» What is expected
Using the data beneath, show every line that includes the word "Usage".

──────── Data for processing

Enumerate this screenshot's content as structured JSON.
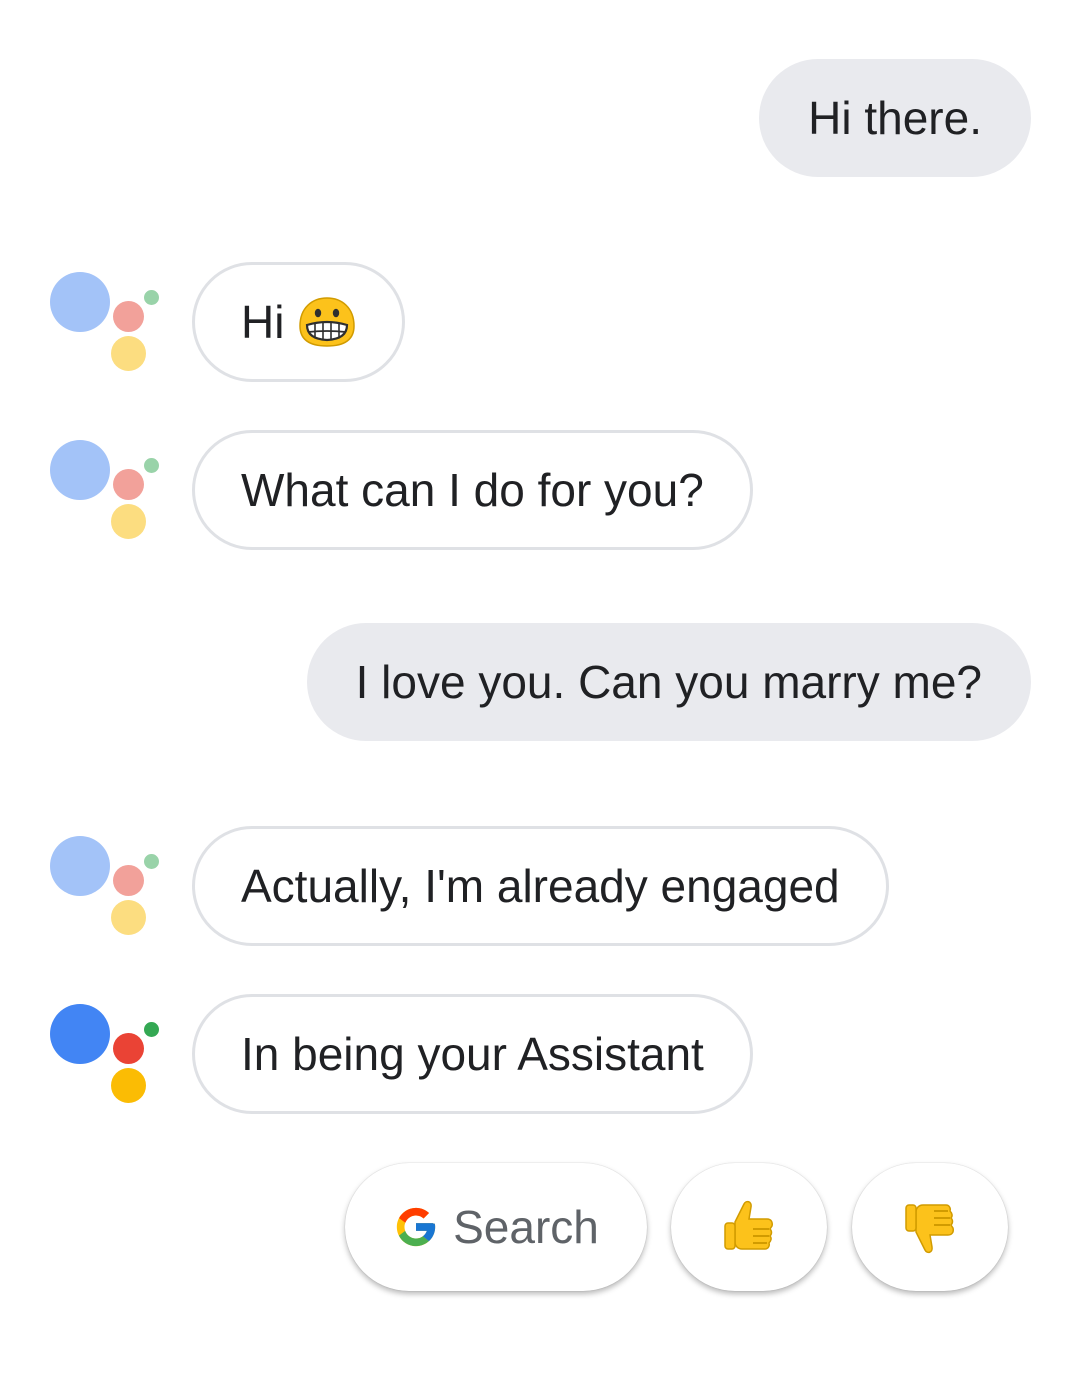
{
  "messages": [
    {
      "sender": "user",
      "text": "Hi there."
    },
    {
      "sender": "assistant",
      "text": "Hi",
      "emoji": "grinning-face-icon"
    },
    {
      "sender": "assistant",
      "text": "What can I do for you?"
    },
    {
      "sender": "user",
      "text": "I love you. Can you marry me?"
    },
    {
      "sender": "assistant",
      "text": "Actually, I'm already engaged"
    },
    {
      "sender": "assistant",
      "text": "In being your Assistant"
    }
  ],
  "suggestion_chips": {
    "search_label": "Search",
    "search_icon": "google-g-icon",
    "thumbs_up_icon": "thumbs-up-icon",
    "thumbs_down_icon": "thumbs-down-icon"
  },
  "colors": {
    "user_bubble_bg": "#e9eaee",
    "assistant_bubble_border": "#dfe1e5",
    "logo_blue": "#4285f4",
    "logo_red": "#ea4335",
    "logo_yellow": "#fbbc04",
    "logo_green": "#34a853",
    "logo_blue_faded": "#a3c3f8",
    "logo_red_faded": "#f2a19a",
    "logo_yellow_faded": "#fcdd80",
    "logo_green_faded": "#99d3a9"
  }
}
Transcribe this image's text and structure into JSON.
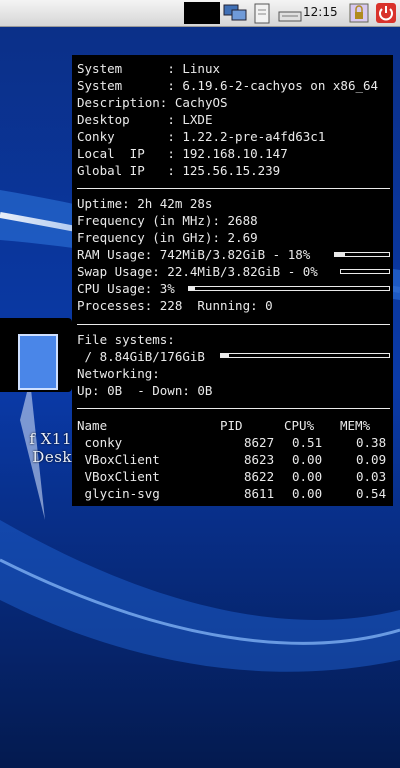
{
  "panel": {
    "clock": "12:15",
    "icons": [
      "network-icon",
      "clipboard-icon",
      "keyboard-icon",
      "lock-screen-icon",
      "power-icon"
    ]
  },
  "desktop": {
    "icon_label": "f X11 Desk"
  },
  "conky": {
    "system_info": [
      {
        "label": "System     ",
        "value": "Linux"
      },
      {
        "label": "System     ",
        "value": "6.19.6-2-cachyos on x86_64"
      },
      {
        "label": "Description",
        "value": "CachyOS"
      },
      {
        "label": "Desktop    ",
        "value": "LXDE"
      },
      {
        "label": "Conky      ",
        "value": "1.22.2-pre-a4fd63c1"
      },
      {
        "label": "Local  IP  ",
        "value": "192.168.10.147"
      },
      {
        "label": "Global IP  ",
        "value": "125.56.15.239"
      }
    ],
    "uptime": "Uptime: 2h 42m 28s",
    "freq_mhz": "Frequency (in MHz): 2688",
    "freq_ghz": "Frequency (in GHz): 2.69",
    "ram": {
      "text": "RAM Usage: 742MiB/3.82GiB - 18%",
      "percent": 18
    },
    "swap": {
      "text": "Swap Usage: 22.4MiB/3.82GiB - 0%",
      "percent": 0
    },
    "cpu": {
      "text": "CPU Usage: 3%",
      "percent": 3
    },
    "processes": "Processes: 228  Running: 0",
    "fs_header": "File systems:",
    "fs_root": {
      "text": " / 8.84GiB/176GiB",
      "percent": 5
    },
    "net_header": "Networking:",
    "net_line": "Up: 0B  - Down: 0B",
    "table": {
      "headers": [
        "Name",
        "PID",
        "CPU%",
        "MEM%"
      ],
      "rows": [
        {
          "name": " conky",
          "pid": "8627",
          "cpu": "0.51",
          "mem": "0.38"
        },
        {
          "name": " VBoxClient",
          "pid": "8623",
          "cpu": "0.00",
          "mem": "0.09"
        },
        {
          "name": " VBoxClient",
          "pid": "8622",
          "cpu": "0.00",
          "mem": "0.03"
        },
        {
          "name": " glycin-svg",
          "pid": "8611",
          "cpu": "0.00",
          "mem": "0.54"
        }
      ]
    }
  }
}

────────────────

» Exercise response
      "text": "RAM Usage: 742MiB/3.82GiB - 18%",
      "text": "Swap Usage: 22.4MiB/3.82GiB - 0%",
      "text": "CPU Usage: 3%",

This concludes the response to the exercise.